Diya’s Reproductive Justice Story
My RJ story begins at the gate of a temple in the eastern province of Bengal, in India in 1944. My grandmother, Bela, who was twelve years old at the time, was told by her mother that she could not accompany her into the temple as she had just begun menstruating. This threw Bela into a fit of rage. How could a body that is primed to create life pollute the goddess’s home? If anything, her presence should add to the sanctity of the place. None of the moral justifications by priests and older women made any sense to her. So, standing in front of that temple gate, young Bela came to the conclusion that religion was an elaborate conspiracy designed by men. Out of their jealousy towards the power and beauty of women’s bodies, they had decided to shame women and keep them locked out of important places. That was the day, as the family lore goes, that my grandmother became the first in the long line of naribadis (feminists) in our family.

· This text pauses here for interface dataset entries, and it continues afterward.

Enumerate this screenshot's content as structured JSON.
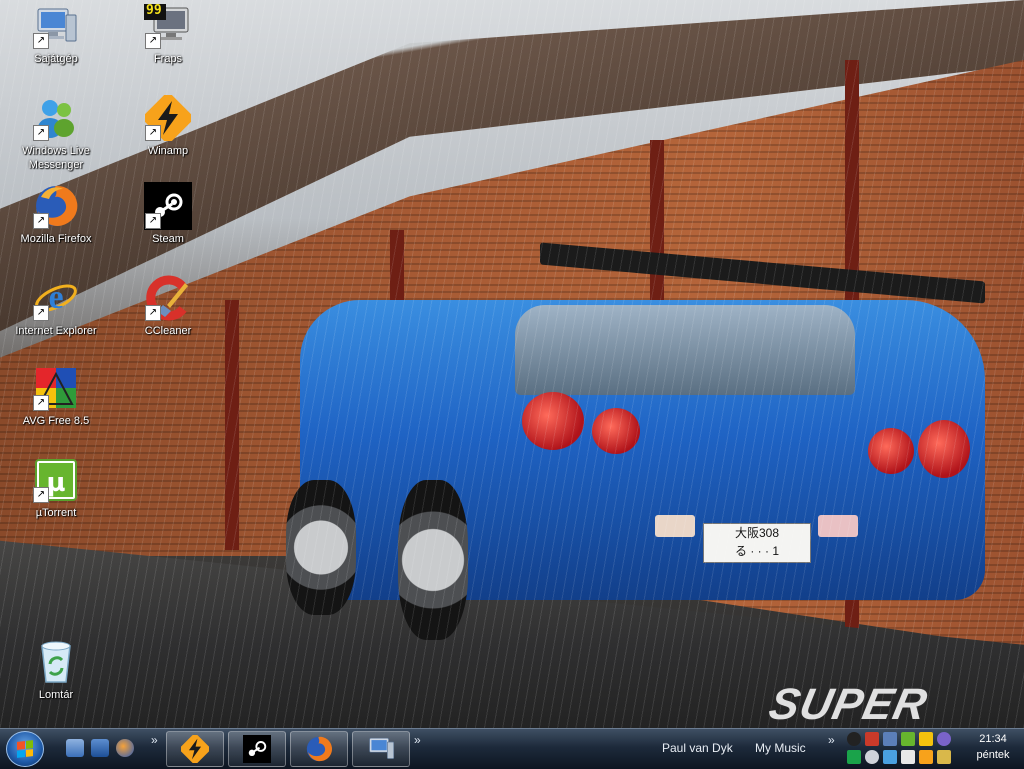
{
  "desktop": {
    "icons": [
      {
        "label": "Sajátgép"
      },
      {
        "label": "Fraps",
        "badge": "99"
      },
      {
        "label": "Windows Live Messenger"
      },
      {
        "label": "Winamp"
      },
      {
        "label": "Mozilla Firefox"
      },
      {
        "label": "Steam"
      },
      {
        "label": "Internet Explorer"
      },
      {
        "label": "CCleaner"
      },
      {
        "label": "AVG Free 8.5"
      },
      {
        "label": "µTorrent"
      },
      {
        "label": "Lomtár"
      }
    ],
    "shortcut_arrow": "↗"
  },
  "wallpaper": {
    "plate_top": "大阪308",
    "plate_bottom": "る · · · 1",
    "watermark": "SUPER STREET"
  },
  "taskbar": {
    "chevron": "»",
    "now_playing_artist": "Paul van Dyk",
    "toolbar_label": "My Music",
    "clock_time": "21:34",
    "clock_day": "péntek"
  },
  "colors": {
    "taskbar_top": "#3f4f63",
    "taskbar_bottom": "#0d1521",
    "car_blue": "#1f63c4"
  }
}
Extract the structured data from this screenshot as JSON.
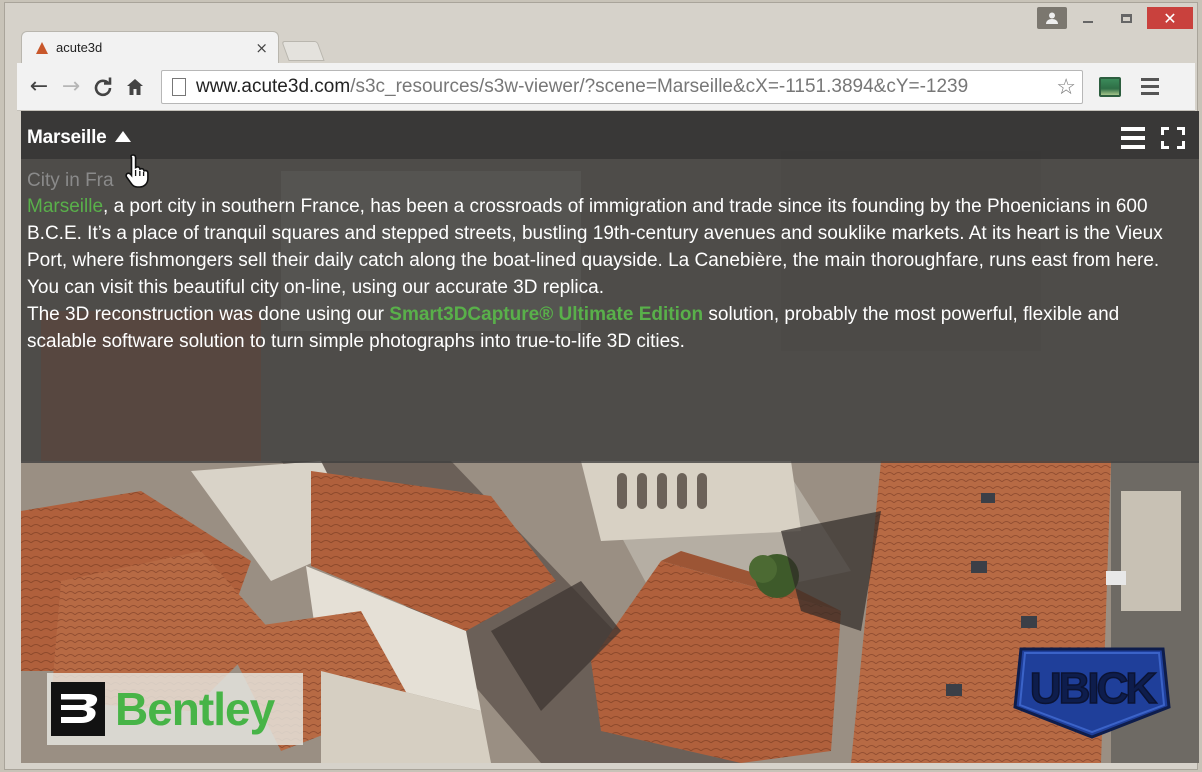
{
  "browser": {
    "tab_title": "acute3d",
    "tab_close": "×",
    "url_host": "www.acute3d.com",
    "url_rest": "/s3c_resources/s3w-viewer/?scene=Marseille&cX=-1151.3894&cY=-1239",
    "back_icon": "←",
    "forward_icon": "→",
    "reload_icon": "C",
    "home_icon": "⌂",
    "star_icon": "☆"
  },
  "viewer": {
    "scene_name": "Marseille",
    "heading": "City in Fra",
    "paragraph1_link": "Marseille",
    "paragraph1_rest": ", a port city in southern France, has been a crossroads of immigration and trade since its founding by the Phoenicians in 600 B.C.E. It’s a place of tranquil squares and stepped streets, bustling 19th-century avenues and souklike markets. At its heart is the Vieux Port, where fishmongers sell their daily catch along the boat-lined quayside. La Canebière, the main thoroughfare, runs east from here.",
    "paragraph2": "You can visit this beautiful city on-line, using our accurate 3D replica.",
    "paragraph3_before": "The 3D reconstruction was done using our ",
    "paragraph3_link": "Smart3DCapture® Ultimate Edition",
    "paragraph3_after": " solution, probably the most powerful, flexible and scalable software solution to turn simple photographs into true-to-life 3D cities."
  },
  "logos": {
    "bentley": "Bentley",
    "ubick": "UBICK"
  },
  "colors": {
    "link_green": "#59b04a",
    "bentley_green": "#47b447",
    "ubick_blue": "#1f3f9a",
    "close_red": "#c9413d"
  }
}
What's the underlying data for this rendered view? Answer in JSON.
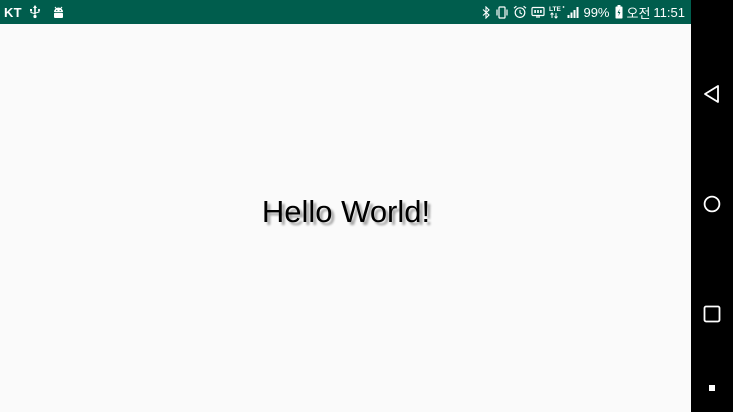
{
  "status_bar": {
    "carrier": "KT",
    "battery_percent": "99%",
    "ampm": "오전",
    "time": "11:51",
    "background_color": "#005d4d",
    "left_icons": [
      "usb-icon",
      "android-debug-icon"
    ],
    "right_icons": [
      "bluetooth-icon",
      "vibrate-icon",
      "alarm-icon",
      "volte-icon",
      "lte-icon",
      "signal-icon",
      "battery-icon"
    ],
    "lte_label": "LTE"
  },
  "main": {
    "text": "Hello World!",
    "background_color": "#fafafa"
  },
  "nav_bar": {
    "buttons": [
      "back-icon",
      "home-icon",
      "recent-apps-icon",
      "keyboard-switch-icon"
    ]
  }
}
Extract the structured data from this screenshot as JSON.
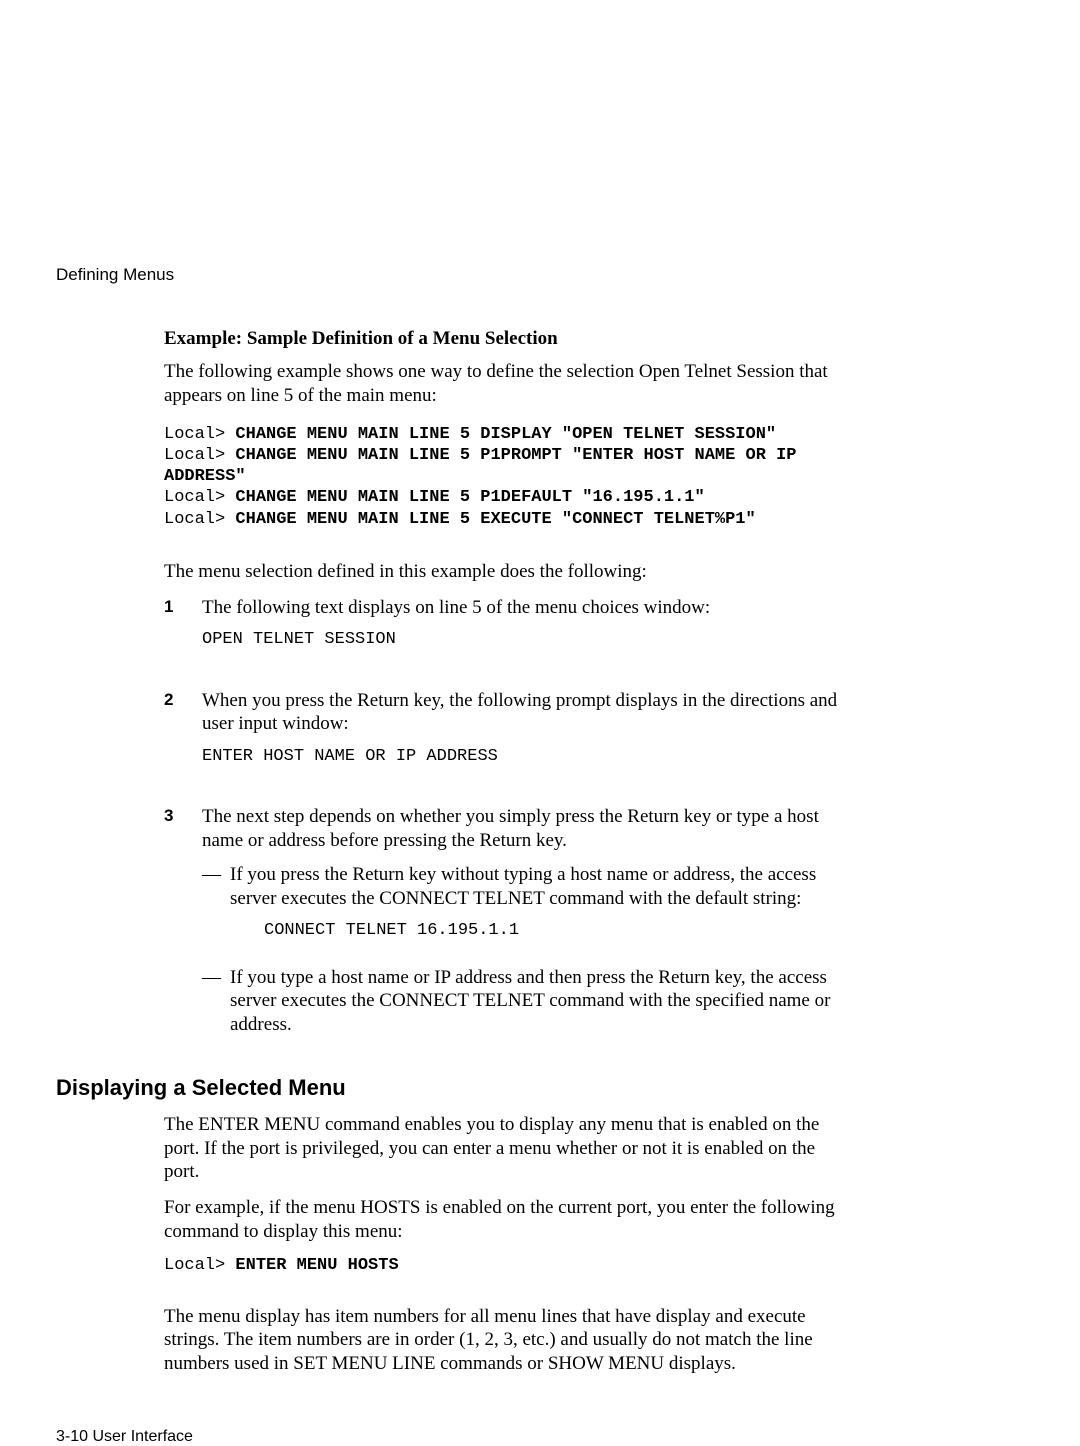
{
  "running_header": "Defining Menus",
  "example_heading": "Example: Sample Definition of a Menu Selection",
  "example_intro": "The following example shows one way to define the selection Open Telnet Session that appears on line 5 of the main menu:",
  "code": {
    "prompt": "Local>",
    "line1": "CHANGE MENU MAIN LINE 5 DISPLAY \"OPEN TELNET SESSION\"",
    "line2": "CHANGE MENU MAIN LINE 5 P1PROMPT \"ENTER HOST NAME OR IP ADDRESS\"",
    "line3": "CHANGE MENU MAIN LINE 5 P1DEFAULT \"16.195.1.1\"",
    "line4": "CHANGE MENU MAIN LINE 5 EXECUTE \"CONNECT TELNET%P1\""
  },
  "menu_sel_intro": "The menu selection defined in this example does the following:",
  "steps": [
    {
      "num": "1",
      "text": "The following text displays on line 5 of the menu choices window:",
      "mono": "OPEN TELNET SESSION"
    },
    {
      "num": "2",
      "text": "When you press the Return key, the following prompt displays in the directions and user input window:",
      "mono": "ENTER HOST NAME OR IP ADDRESS"
    },
    {
      "num": "3",
      "text": "The next step depends on whether you simply press the Return key or type a host name or address before pressing the Return key.",
      "bullets": [
        {
          "text": "If you press the Return key without typing a host name or address, the access server executes the CONNECT TELNET command with the default string:",
          "mono": "CONNECT TELNET 16.195.1.1"
        },
        {
          "text": "If you type a host name or IP address and then press the Return key, the access server executes the CONNECT TELNET command with the specified name or address."
        }
      ]
    }
  ],
  "section2": {
    "heading": "Displaying a Selected Menu",
    "p1": "The ENTER MENU command enables you to display any menu that is enabled on the port. If the port is privileged, you can enter a menu whether or not it is enabled on the port.",
    "p2": "For example, if the menu HOSTS is enabled on the current port, you enter the following command to display this menu:",
    "cmd": "ENTER MENU HOSTS",
    "p3": "The menu display has item numbers for all menu lines that have display and execute strings. The item numbers are in order (1, 2, 3, etc.) and usually do not match the line numbers used in SET MENU LINE commands or SHOW MENU displays."
  },
  "footer": "3-10  User Interface"
}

This incident occurred a few years before India’s independence. In the coming years, Bela would witness tremendous changes sweep the country. She would see her country first gain Independence from the British, only to be broken into pieces in the next instant. She would witness an unprecedented level of death and suffering—first, due to a man-made famine that claimed three million lives and then, due to Partition, when another fifteen million people were turned into refugees on their own land. My grandmother told me stories of stepping over bodies on her way to school and trying to listen to the teacher’s instruction over the cries of hungry people wandering the streets.
When she turned fifteen, Bela was abandoned by her parents, who could no longer afford to keep her at home. A distant relative took her in to live with him in a Communist commune. Here she gained a new religion that would replace the one she had lost. In the Party, she finally found an intellectual home, even with all its imperfections. Here was an ideology that preached that no one’s life, body or work is more or less sacred than another’s. Such a simple and elegant message resonated with her and gave all her rage direction. She threw herself whole-heartedly in the Communist movement—organizing refugees, leading marches and, eventually, ending up in prison for her beliefs.
While Bela was fully committed to the Communist cause, she was always wary of the ways in which patriarchy threatened to poison the collective dreams of revolution. Her male comrades, including the man who would eventually be my grandfather, were, at best blind to their privilege and, at worst, actively sought to marginalize women’s voices. In spite of the hypocrisy of the men, Bela remained in the Party, in part, to prove to the men that she would not pushed aside so easily. Besides, she later confessed to me that she had the courage to stay on because had reasoned that many of the men she distrusted were not true Communists anyway—they were weak men who were unlikely to survive the worldwide revolution when it came.
Alas, the revolution never came, but my grandmother never stopped fighting. All her life she continued to fight for the dignity of women’s lives and bodies. Wherever she heard news of women facing exploitation, she rushed to be at their side—if for no other reason but to serve as witness and to stand in solidarity. She had a passion for seeking out women in places where they worked and collecting narratives of their laboring lives—be it in the mangrove swamps where women harvest shrimp while knee-deep in muddy waters or on the streets of Sonagachhi where women sell sex for a living. My grandmother’s passion for the working lives of women taught me that reproductive justice means more than the right to bear children under conditions of one’s own choosing. It means having the right feed them, educate them and see them thrive.
Moreover, her obsession with collecting women’s stories taught me that a reproductive justice framework must not only consider whose body counts, but also evaluate whose knowledge counts. Many of my grandmother’s writings made it into daily newspapers or were presented in activist circles. However, many more have been lost or ignored simply because they were written in Bengali and because my grandmother did not have the formal education that is prerequisite to be published. She often sardonically observed that the further you are in terms of your linguistic, class, and even geographic location from the lives of Indian women workers, the more legitimacy you will have to speak on their behalf in academic and policy-making spaces. Reproductive justice, then, is also a matter of whose stories get to survive and inform how we imagine our present world and forge our collective futures.